The Golden Bull of 1356 – The First Written Constitution of the Holy Roman Empire
The aim of the research project is to analyse the relevance of the context in which the Golden Bull was written, the legitimisation of legal standardisation by Charles IV as a political instrument, and the legal and political impact of the first written constitution of the Holy Roman Empire from a European perspective. The opening hypothesis is that the writing of constitutions in the pre-modern period is the result of profound conflicts and the search for solutions and compromises associated with them. Therefore, they cannot be understood in their effects without knowledge of the underlying power struggles and fundamental lines of conflict. The widespread assumption that the Golden Bull of 1356 more or less ‘only’ codified already implemented customary law or, as a ‘European unicum’, excluded the Empire from future developments, falls short in any case. The Golden Bull was not least the result of complex negotiation processes between the Roman Curia and Emperor Charles IV. Since the hegemonic character of the imperial and papal dignities established a common sphere of power, in which the Holy Roman Empire and Italy became inseparably linked, the reorganisation of relations associated with these negotiation processes affected both Italy and the Empire. They were therefore reflected in two major constitutional drafts, namely the Golden Bull of 1356, the first constitution for the Empire, and the Constitutiones Aegidianae of 1357 for the Papal States, both of which had an impressive period of validity lasting over 650 years.
Schlotheuber, Eva, Reassessing Charles IV’s imperial coronation journey and the role of Petrarch (45 pp., mit editio princeps des Briefes von Niccolò Acciaiuoli 1354), in: Rando, Daniela/Schlotheuber, Eva (Eds.), Carlo IV e l'Italia. Atti dei convegni Milano-Pavia e Roma, maggio-settembre 2019, Roma, Istituto Storico Italiano per il Medio Evo [in preparation, 2022].
Schlotheuber, Eva/Hamburger, Jeffrey/Marti, Susan/Fassler, Margot, Liturgical Life and Latin Learning at Paradies bei Soest, 1300-1425: Inscription and Illumination in the Choir Books of a North German Dominican Convent, Münster 2017, 2 vols.
Schlotheuber, Eva, Der weise König. Herrschaftskonzeption und Vermittlungsstrategien Kaiser Karls IV. († 1378), in: Hémecht. Zeitschrift für Luxemburger Geschichte 63/3 (2011), 265-279.

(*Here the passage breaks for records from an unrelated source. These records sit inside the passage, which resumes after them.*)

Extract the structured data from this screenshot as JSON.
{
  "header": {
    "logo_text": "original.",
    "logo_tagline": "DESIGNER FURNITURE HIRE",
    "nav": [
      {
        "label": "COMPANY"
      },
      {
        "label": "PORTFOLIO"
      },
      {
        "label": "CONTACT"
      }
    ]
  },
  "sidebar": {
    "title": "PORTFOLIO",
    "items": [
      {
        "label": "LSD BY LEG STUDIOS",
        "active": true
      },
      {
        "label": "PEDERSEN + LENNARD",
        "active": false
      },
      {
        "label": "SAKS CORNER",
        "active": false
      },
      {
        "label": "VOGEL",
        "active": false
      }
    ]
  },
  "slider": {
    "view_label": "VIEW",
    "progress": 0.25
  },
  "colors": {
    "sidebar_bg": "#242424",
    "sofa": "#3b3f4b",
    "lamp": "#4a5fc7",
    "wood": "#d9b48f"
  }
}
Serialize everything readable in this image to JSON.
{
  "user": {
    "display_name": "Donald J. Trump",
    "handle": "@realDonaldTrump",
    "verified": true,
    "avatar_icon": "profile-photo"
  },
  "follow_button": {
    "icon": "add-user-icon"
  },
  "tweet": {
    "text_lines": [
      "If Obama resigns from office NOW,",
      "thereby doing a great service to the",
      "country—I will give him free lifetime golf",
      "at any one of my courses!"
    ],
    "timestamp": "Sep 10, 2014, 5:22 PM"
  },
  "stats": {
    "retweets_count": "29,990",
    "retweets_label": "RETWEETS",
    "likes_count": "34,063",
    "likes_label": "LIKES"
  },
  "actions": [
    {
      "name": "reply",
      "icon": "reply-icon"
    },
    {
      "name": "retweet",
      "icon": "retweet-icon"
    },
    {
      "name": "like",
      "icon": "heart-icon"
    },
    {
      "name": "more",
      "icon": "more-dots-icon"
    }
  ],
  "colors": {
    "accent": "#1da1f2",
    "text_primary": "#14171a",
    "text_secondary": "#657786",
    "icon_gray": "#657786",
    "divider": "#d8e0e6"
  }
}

Schlotheuber, Eva, Das Privilegium maius – eine habsburgische Fälschung im Ringen um Rang und Einfluss, in: Schmid, Peter/Wanderwitz, Heinrich (Eds.), Die Geburt Österreichs. 850 Jahre Privilegium minus (Regensburger Kulturleben 4), Regensburg 2007, 143-165.

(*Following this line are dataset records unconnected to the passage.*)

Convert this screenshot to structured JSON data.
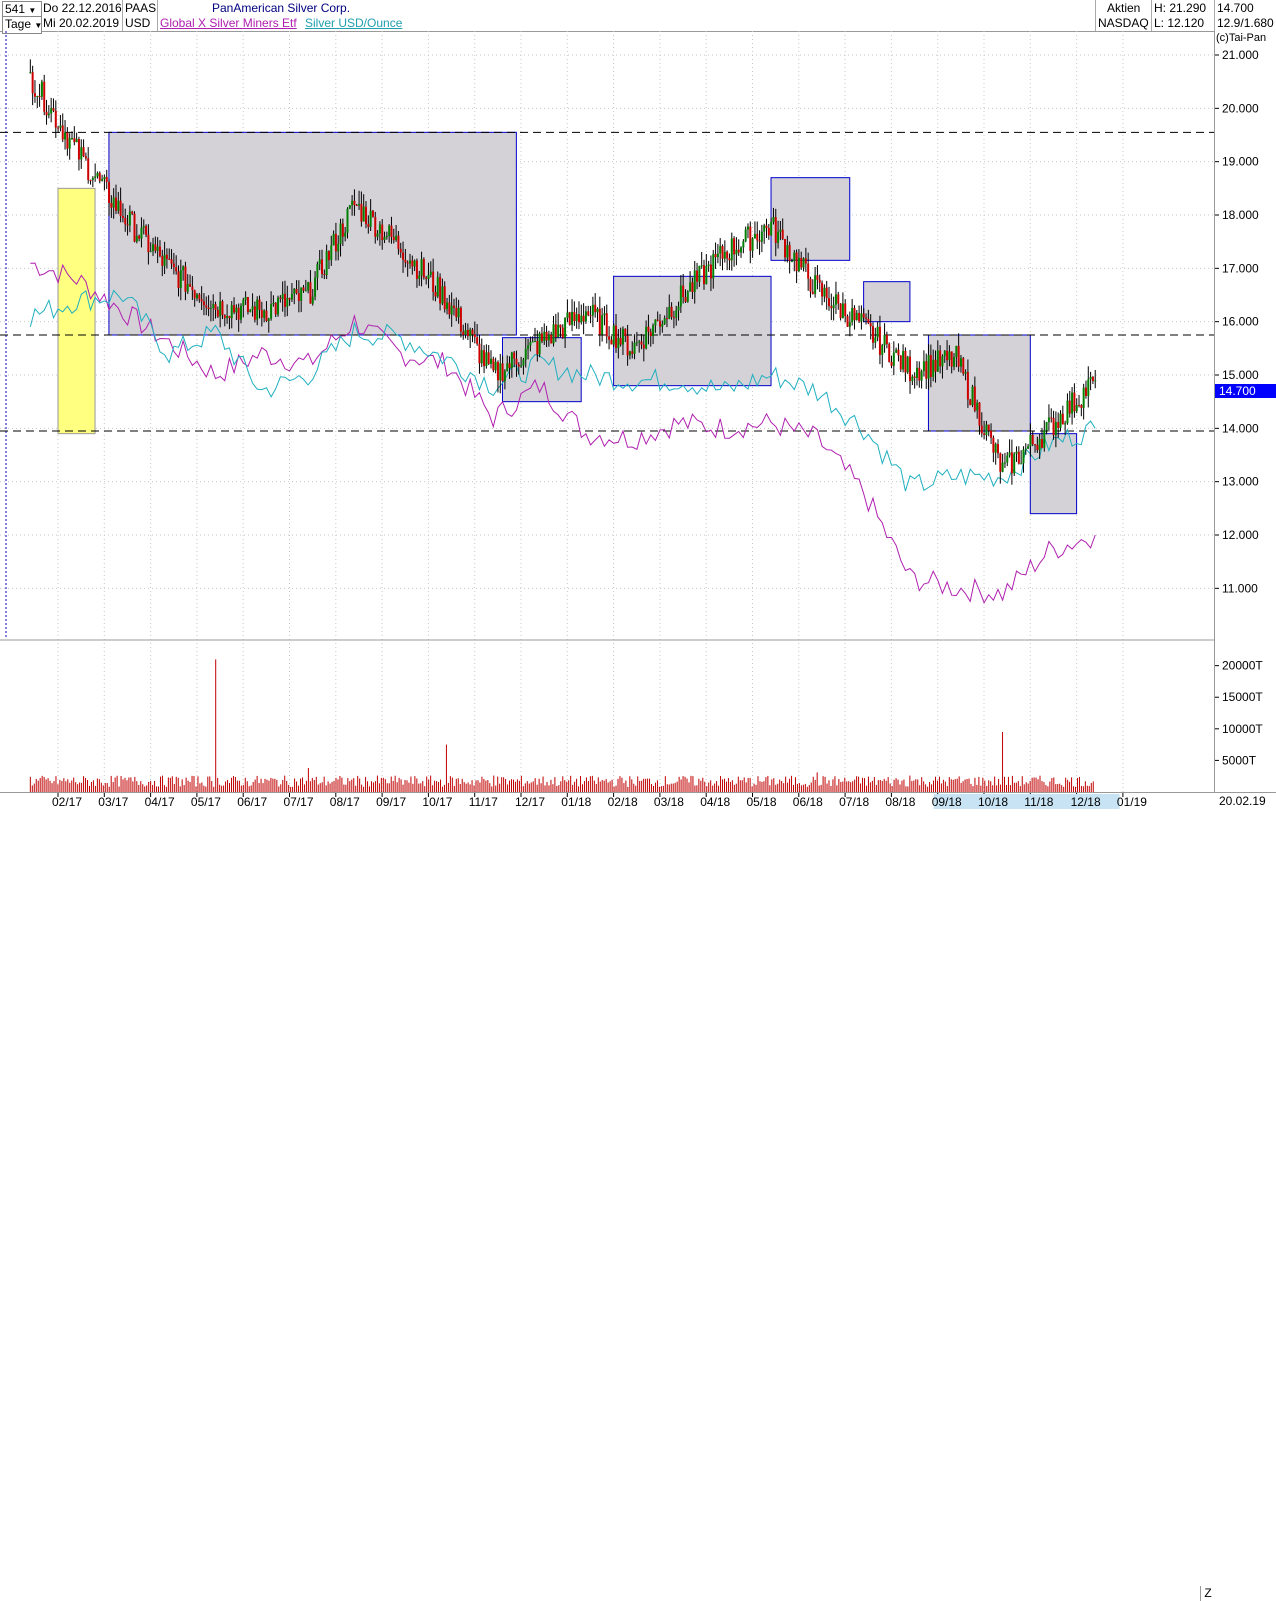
{
  "header": {
    "count_select": "541",
    "period_select": "Tage",
    "start_date": "Do 22.12.2016",
    "end_date": "Mi 20.02.2019",
    "symbol": "PAAS",
    "currency": "USD",
    "title": "PanAmerican Silver Corp.",
    "compare1": "Global X Silver Miners Etf",
    "compare2": "Silver USD/Ounce",
    "market_type": "Aktien",
    "exchange": "NASDAQ",
    "high": "H: 21.290",
    "low": "L: 12.120",
    "last": "14.700",
    "range": "12.9/1.680"
  },
  "colors": {
    "up": "#008000",
    "down": "#cc0000",
    "box_fill": "#d4d2d6",
    "box_border": "#0000cc",
    "highlight": "#ffff80",
    "etf": "#b020b0",
    "silver": "#20b0c0",
    "volume": "#c00000",
    "last_tag": "#0000ff"
  },
  "chart_data": [
    {
      "type": "line",
      "panel": "price",
      "copyright": "(c)Tai-Pan",
      "y_ticks": [
        "21.000",
        "20.000",
        "19.000",
        "18.000",
        "17.000",
        "16.000",
        "15.000",
        "14.000",
        "13.000",
        "12.000",
        "11.000"
      ],
      "ylim": [
        10.2,
        21.3
      ],
      "last_value": "14.700",
      "x": [
        "02.17",
        "03.17",
        "04.17",
        "05.17",
        "06.17",
        "07.17",
        "08.17",
        "09.17",
        "10.17",
        "11.17",
        "12.17",
        "01.18",
        "02.18",
        "03.18",
        "04.18",
        "05.18",
        "06.18",
        "07.18",
        "08.18",
        "09.18",
        "10.18",
        "11.18",
        "12.18",
        "01.19"
      ],
      "series": [
        {
          "name": "PAAS",
          "style": "candlestick",
          "values": [
            20.6,
            19.2,
            18.0,
            17.0,
            16.3,
            16.2,
            16.5,
            18.2,
            17.4,
            16.4,
            15.0,
            15.6,
            16.2,
            15.5,
            16.4,
            17.3,
            17.8,
            16.6,
            15.9,
            15.1,
            15.3,
            13.2,
            14.0,
            14.9
          ]
        },
        {
          "name": "Global X Silver Miners Etf",
          "values": [
            17.1,
            16.8,
            16.2,
            15.6,
            15.0,
            15.4,
            15.2,
            16.0,
            15.4,
            15.2,
            14.2,
            14.8,
            13.9,
            13.8,
            14.1,
            14.0,
            14.1,
            13.8,
            12.8,
            11.2,
            11.0,
            10.9,
            11.7,
            12.0
          ]
        },
        {
          "name": "Silver USD/Ounce",
          "values": [
            16.1,
            16.4,
            16.5,
            15.4,
            15.8,
            14.7,
            15.0,
            15.8,
            15.7,
            15.3,
            14.8,
            15.2,
            15.0,
            14.9,
            14.9,
            14.7,
            15.0,
            14.7,
            14.0,
            12.9,
            13.1,
            13.1,
            13.7,
            14.0
          ]
        }
      ],
      "levels": [
        19.55,
        15.75,
        13.95
      ],
      "boxes": [
        {
          "x0": 0.0,
          "x1": 0.8,
          "y0": 13.9,
          "y1": 18.5,
          "style": "highlight"
        },
        {
          "x0": 1.1,
          "x1": 9.9,
          "y0": 15.75,
          "y1": 19.55,
          "style": "range"
        },
        {
          "x0": 9.6,
          "x1": 11.3,
          "y0": 14.5,
          "y1": 15.7,
          "style": "range"
        },
        {
          "x0": 12.0,
          "x1": 15.4,
          "y0": 14.8,
          "y1": 16.85,
          "style": "range"
        },
        {
          "x0": 15.4,
          "x1": 17.1,
          "y0": 17.15,
          "y1": 18.7,
          "style": "range"
        },
        {
          "x0": 17.4,
          "x1": 18.4,
          "y0": 16.0,
          "y1": 16.75,
          "style": "range"
        },
        {
          "x0": 18.8,
          "x1": 21.0,
          "y0": 13.95,
          "y1": 15.75,
          "style": "range"
        },
        {
          "x0": 21.0,
          "x1": 22.0,
          "y0": 12.4,
          "y1": 13.9,
          "style": "range"
        }
      ]
    },
    {
      "type": "bar",
      "panel": "volume",
      "y_ticks": [
        "20000T",
        "15000T",
        "10000T",
        "5000T"
      ],
      "ylim": [
        0,
        22000
      ],
      "x": [
        "02.17",
        "03.17",
        "04.17",
        "05.17",
        "06.17",
        "07.17",
        "08.17",
        "09.17",
        "10.17",
        "11.17",
        "12.17",
        "01.18",
        "02.18",
        "03.18",
        "04.18",
        "05.18",
        "06.18",
        "07.18",
        "08.18",
        "09.18",
        "10.18",
        "11.18",
        "12.18",
        "01.19"
      ],
      "values": [
        2400,
        2200,
        2000,
        2300,
        21000,
        2100,
        3800,
        2200,
        2000,
        7500,
        2600,
        2100,
        2300,
        2000,
        2400,
        2100,
        2000,
        3100,
        2200,
        2600,
        2100,
        9500,
        2600,
        5800
      ]
    }
  ],
  "xaxis": {
    "labels": [
      "02/17",
      "03/17",
      "04/17",
      "05/17",
      "06/17",
      "07/17",
      "08/17",
      "09/17",
      "10/17",
      "11/17",
      "12/17",
      "01/18",
      "02/18",
      "03/18",
      "04/18",
      "05/18",
      "06/18",
      "07/18",
      "08/18",
      "09/18",
      "10/18",
      "11/18",
      "12/18",
      "01/19"
    ],
    "end_label": "20.02.19",
    "corner": "Z"
  }
}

Schlotheuber, Eva, Die Autobiographie Karls IV. und die mittelalterlichen Vorstellungen vom Menschen am Scheideweg, in: Historische Zeitschrift 281 (2005), 561-591.

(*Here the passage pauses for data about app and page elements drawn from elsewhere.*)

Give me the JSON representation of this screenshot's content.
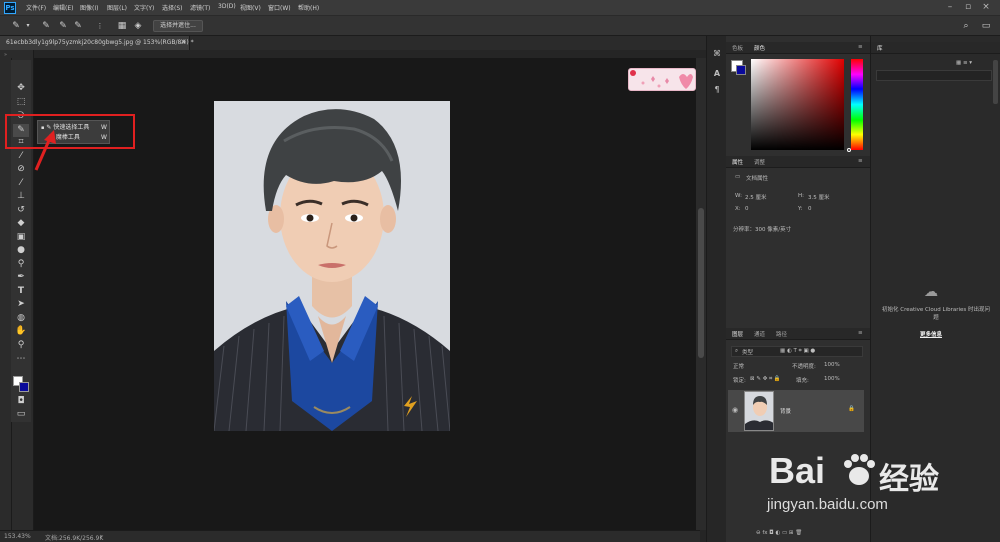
{
  "app": {
    "name": "Ps"
  },
  "menubar": {
    "items": [
      "文件(F)",
      "编辑(E)",
      "图像(I)",
      "图层(L)",
      "文字(Y)",
      "选择(S)",
      "滤镜(T)",
      "3D(D)",
      "视图(V)",
      "窗口(W)",
      "帮助(H)"
    ]
  },
  "options": {
    "select_subject_label": "选择并遮住..."
  },
  "document": {
    "tab_label": "61ecbb3dly1g9lp75yzmkj20c80gbwg5.jpg @ 153%(RGB/8#) *",
    "tab_close": "×"
  },
  "flyout": {
    "items": [
      {
        "label": "快速选择工具",
        "shortcut": "W"
      },
      {
        "label": "魔棒工具",
        "shortcut": "W"
      }
    ]
  },
  "statusbar": {
    "zoom": "153.43%",
    "doc_info": "文档:256.9K/256.9K"
  },
  "panels": {
    "color": {
      "tabs": [
        "色板",
        "颜色"
      ],
      "active_tab": "颜色"
    },
    "properties": {
      "tabs": [
        "属性",
        "调整"
      ],
      "title": "文档属性",
      "w_label": "W:",
      "w_value": "2.5 厘米",
      "h_label": "H:",
      "h_value": "3.5 厘米",
      "x_label": "X:",
      "x_value": "0",
      "y_label": "Y:",
      "y_value": "0",
      "resolution": "分辨率：300 像素/英寸"
    },
    "layers": {
      "tabs": [
        "图层",
        "通道",
        "路径"
      ],
      "filter_label": "类型",
      "blend_mode": "正常",
      "opacity_label": "不透明度:",
      "opacity_value": "100%",
      "lock_label": "锁定:",
      "fill_label": "填充:",
      "fill_value": "100%",
      "layer_name": "背景"
    },
    "libraries": {
      "tab": "库",
      "message": "初始化 Creative Cloud Libraries 时出现问题",
      "more_info": "更多信息"
    }
  },
  "watermark": {
    "brand": "Bai",
    "brand_cn": "经验",
    "url": "jingyan.baidu.com"
  },
  "colors": {
    "accent_red": "#e02020",
    "ps_blue": "#31a8ff",
    "panel_bg": "#2f2f2f"
  }
}
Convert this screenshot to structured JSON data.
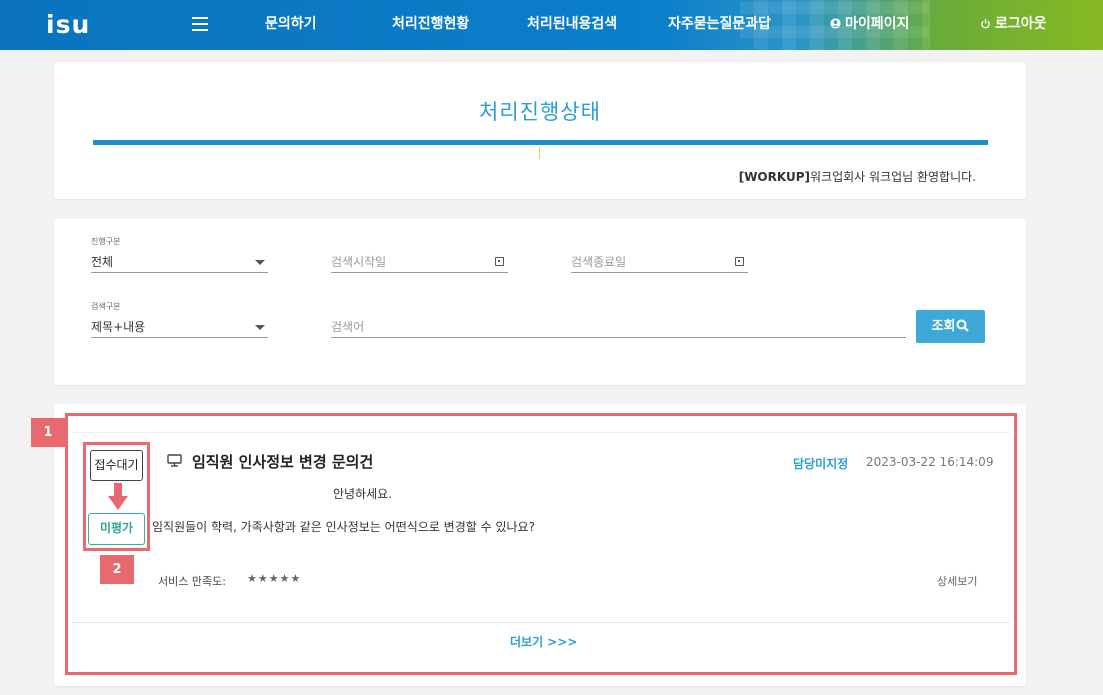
{
  "nav": {
    "logo": "isu",
    "items": [
      "문의하기",
      "처리진행현황",
      "처리된내용검색",
      "자주묻는질문과답"
    ],
    "mypage": "마이페이지",
    "logout": "로그아웃"
  },
  "header": {
    "title": "처리진행상태",
    "welcome_bold": "[WORKUP]",
    "welcome_rest": "워크업회사 워크업님 환영합니다."
  },
  "filters": {
    "progress_label": "진행구분",
    "progress_value": "전체",
    "start_date_placeholder": "검색시작일",
    "end_date_placeholder": "검색종료일",
    "search_type_label": "검색구분",
    "search_type_value": "제목+내용",
    "keyword_placeholder": "검색어",
    "search_button": "조회"
  },
  "annotations": {
    "badge1": "1",
    "badge2": "2"
  },
  "item": {
    "status_before": "접수대기",
    "status_after": "미평가",
    "title": "임직원 인사정보 변경 문의건",
    "assignee": "담당미지정",
    "datetime": "2023-03-22 16:14:09",
    "body_line1": "안녕하세요.",
    "body_line2": "임직원들이 학력, 가족사항과 같은 인사정보는 어떤식으로 변경할 수 있나요?",
    "rating_label": "서비스 만족도:",
    "stars": "★★★★★",
    "detail": "상세보기"
  },
  "more": "더보기 >>>",
  "colors": {
    "nav_blue": "#0b7fca",
    "nav_green": "#86b922",
    "accent": "#2a9fd3",
    "annotation_red": "#e86a6e",
    "eval_teal": "#30a594"
  }
}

Schlotheuber, Eva, Klostereintritt und Bildung. Die Lebenswelt der Nonnen im späten Mittelalter. Mit einer Edition des ‚Konventstagebuchs‘ einer Zisterzienserin von Heilig-Kreuz bei Braunschweig (1484-1507) (Spätmittelalter und Reformation; Neue Reihe 24), Tübingen 2004.